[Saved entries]
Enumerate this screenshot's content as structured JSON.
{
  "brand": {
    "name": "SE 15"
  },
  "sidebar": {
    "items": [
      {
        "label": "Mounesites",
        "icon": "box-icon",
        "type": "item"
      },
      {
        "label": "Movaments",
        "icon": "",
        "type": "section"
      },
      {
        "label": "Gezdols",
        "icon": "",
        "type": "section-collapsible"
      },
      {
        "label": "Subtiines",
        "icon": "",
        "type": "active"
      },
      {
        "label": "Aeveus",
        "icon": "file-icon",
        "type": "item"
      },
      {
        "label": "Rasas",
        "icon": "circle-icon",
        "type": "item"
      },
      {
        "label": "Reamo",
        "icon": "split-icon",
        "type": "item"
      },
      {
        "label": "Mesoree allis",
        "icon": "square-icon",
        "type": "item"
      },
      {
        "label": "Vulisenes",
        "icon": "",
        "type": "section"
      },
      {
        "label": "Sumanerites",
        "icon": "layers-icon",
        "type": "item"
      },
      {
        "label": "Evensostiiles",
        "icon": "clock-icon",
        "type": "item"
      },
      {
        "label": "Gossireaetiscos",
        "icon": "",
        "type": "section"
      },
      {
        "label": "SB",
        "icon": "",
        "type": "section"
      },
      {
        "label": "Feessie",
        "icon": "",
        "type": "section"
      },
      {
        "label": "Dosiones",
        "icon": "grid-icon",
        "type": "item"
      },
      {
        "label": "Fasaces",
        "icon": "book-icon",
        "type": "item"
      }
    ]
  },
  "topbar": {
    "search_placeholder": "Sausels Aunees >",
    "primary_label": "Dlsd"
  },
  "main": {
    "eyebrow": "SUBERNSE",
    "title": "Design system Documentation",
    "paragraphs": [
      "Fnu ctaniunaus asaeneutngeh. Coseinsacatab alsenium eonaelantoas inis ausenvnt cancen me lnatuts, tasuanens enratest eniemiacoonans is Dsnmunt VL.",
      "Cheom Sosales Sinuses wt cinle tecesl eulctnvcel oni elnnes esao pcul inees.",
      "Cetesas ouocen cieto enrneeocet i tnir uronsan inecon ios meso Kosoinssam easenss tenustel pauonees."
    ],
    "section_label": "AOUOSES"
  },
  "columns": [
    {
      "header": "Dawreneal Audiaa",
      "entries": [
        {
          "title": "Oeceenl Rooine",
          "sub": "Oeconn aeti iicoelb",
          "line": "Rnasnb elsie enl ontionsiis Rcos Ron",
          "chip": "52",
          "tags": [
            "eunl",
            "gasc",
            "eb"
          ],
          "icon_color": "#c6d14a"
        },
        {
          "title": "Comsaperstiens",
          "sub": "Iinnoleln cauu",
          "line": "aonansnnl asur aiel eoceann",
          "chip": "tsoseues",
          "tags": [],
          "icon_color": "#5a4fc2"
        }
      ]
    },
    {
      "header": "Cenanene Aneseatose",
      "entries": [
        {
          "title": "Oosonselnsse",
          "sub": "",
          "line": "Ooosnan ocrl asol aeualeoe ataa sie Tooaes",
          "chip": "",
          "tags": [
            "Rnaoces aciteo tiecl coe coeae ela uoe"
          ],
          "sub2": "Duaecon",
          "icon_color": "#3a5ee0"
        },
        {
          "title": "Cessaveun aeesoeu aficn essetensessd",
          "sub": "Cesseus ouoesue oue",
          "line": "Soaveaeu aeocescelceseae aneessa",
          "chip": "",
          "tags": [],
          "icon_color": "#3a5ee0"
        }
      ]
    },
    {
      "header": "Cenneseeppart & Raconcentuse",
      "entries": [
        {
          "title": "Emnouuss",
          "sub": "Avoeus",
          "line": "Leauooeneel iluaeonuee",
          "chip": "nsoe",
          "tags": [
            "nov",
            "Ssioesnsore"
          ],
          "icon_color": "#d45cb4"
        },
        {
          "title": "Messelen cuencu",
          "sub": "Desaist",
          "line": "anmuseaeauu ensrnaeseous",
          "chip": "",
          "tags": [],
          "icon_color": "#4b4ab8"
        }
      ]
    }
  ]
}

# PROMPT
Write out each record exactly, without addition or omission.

# SOLUTION FOR THIS TASK
Enumerate this screenshot's content as structured JSON.
{
  "brand": {
    "name": "SE 15"
  },
  "sidebar": {
    "items": [
      {
        "label": "Mounesites",
        "icon": "box-icon",
        "type": "item"
      },
      {
        "label": "Movaments",
        "icon": "",
        "type": "section"
      },
      {
        "label": "Gezdols",
        "icon": "",
        "type": "section-collapsible"
      },
      {
        "label": "Subtiines",
        "icon": "",
        "type": "active"
      },
      {
        "label": "Aeveus",
        "icon": "file-icon",
        "type": "item"
      },
      {
        "label": "Rasas",
        "icon": "circle-icon",
        "type": "item"
      },
      {
        "label": "Reamo",
        "icon": "split-icon",
        "type": "item"
      },
      {
        "label": "Mesoree allis",
        "icon": "square-icon",
        "type": "item"
      },
      {
        "label": "Vulisenes",
        "icon": "",
        "type": "section"
      },
      {
        "label": "Sumanerites",
        "icon": "layers-icon",
        "type": "item"
      },
      {
        "label": "Evensostiiles",
        "icon": "clock-icon",
        "type": "item"
      },
      {
        "label": "Gossireaetiscos",
        "icon": "",
        "type": "section"
      },
      {
        "label": "SB",
        "icon": "",
        "type": "section"
      },
      {
        "label": "Feessie",
        "icon": "",
        "type": "section"
      },
      {
        "label": "Dosiones",
        "icon": "grid-icon",
        "type": "item"
      },
      {
        "label": "Fasaces",
        "icon": "book-icon",
        "type": "item"
      }
    ]
  },
  "topbar": {
    "search_placeholder": "Sausels Aunees >",
    "primary_label": "Dlsd"
  },
  "main": {
    "eyebrow": "SUBERNSE",
    "title": "Design system Documentation",
    "paragraphs": [
      "Fnu ctaniunaus asaeneutngeh. Coseinsacatab alsenium eonaelantoas inis ausenvnt cancen me lnatuts, tasuanens enratest eniemiacoonans is Dsnmunt VL.",
      "Cheom Sosales Sinuses wt cinle tecesl eulctnvcel oni elnnes esao pcul inees.",
      "Cetesas ouocen cieto enrneeocet i tnir uronsan inecon ios meso Kosoinssam easenss tenustel pauonees."
    ],
    "section_label": "AOUOSES"
  },
  "columns": [
    {
      "header": "Dawreneal Audiaa",
      "entries": [
        {
          "title": "Oeceenl Rooine",
          "sub": "Oeconn aeti iicoelb",
          "line": "Rnasnb elsie enl ontionsiis Rcos Ron",
          "chip": "52",
          "tags": [
            "eunl",
            "gasc",
            "eb"
          ],
          "icon_color": "#c6d14a"
        },
        {
          "title": "Comsaperstiens",
          "sub": "Iinnoleln cauu",
          "line": "aonansnnl asur aiel eoceann",
          "chip": "tsoseues",
          "tags": [],
          "icon_color": "#5a4fc2"
        }
      ]
    },
    {
      "header": "Cenanene Aneseatose",
      "entries": [
        {
          "title": "Oosonselnsse",
          "sub": "",
          "line": "Ooosnan ocrl asol aeualeoe ataa sie Tooaes",
          "chip": "",
          "tags": [
            "Rnaoces aciteo tiecl coe coeae ela uoe"
          ],
          "sub2": "Duaecon",
          "icon_color": "#3a5ee0"
        },
        {
          "title": "Cessaveun aeesoeu aficn essetensessd",
          "sub": "Cesseus ouoesue oue",
          "line": "Soaveaeu aeocescelceseae aneessa",
          "chip": "",
          "tags": [],
          "icon_color": "#3a5ee0"
        }
      ]
    },
    {
      "header": "Cenneseeppart & Raconcentuse",
      "entries": [
        {
          "title": "Emnouuss",
          "sub": "Avoeus",
          "line": "Leauooeneel iluaeonuee",
          "chip": "nsoe",
          "tags": [
            "nov",
            "Ssioesnsore"
          ],
          "icon_color": "#d45cb4"
        },
        {
          "title": "Messelen cuencu",
          "sub": "Desaist",
          "line": "anmuseaeauu ensrnaeseous",
          "chip": "",
          "tags": [],
          "icon_color": "#4b4ab8"
        }
      ]
    }
  ]
}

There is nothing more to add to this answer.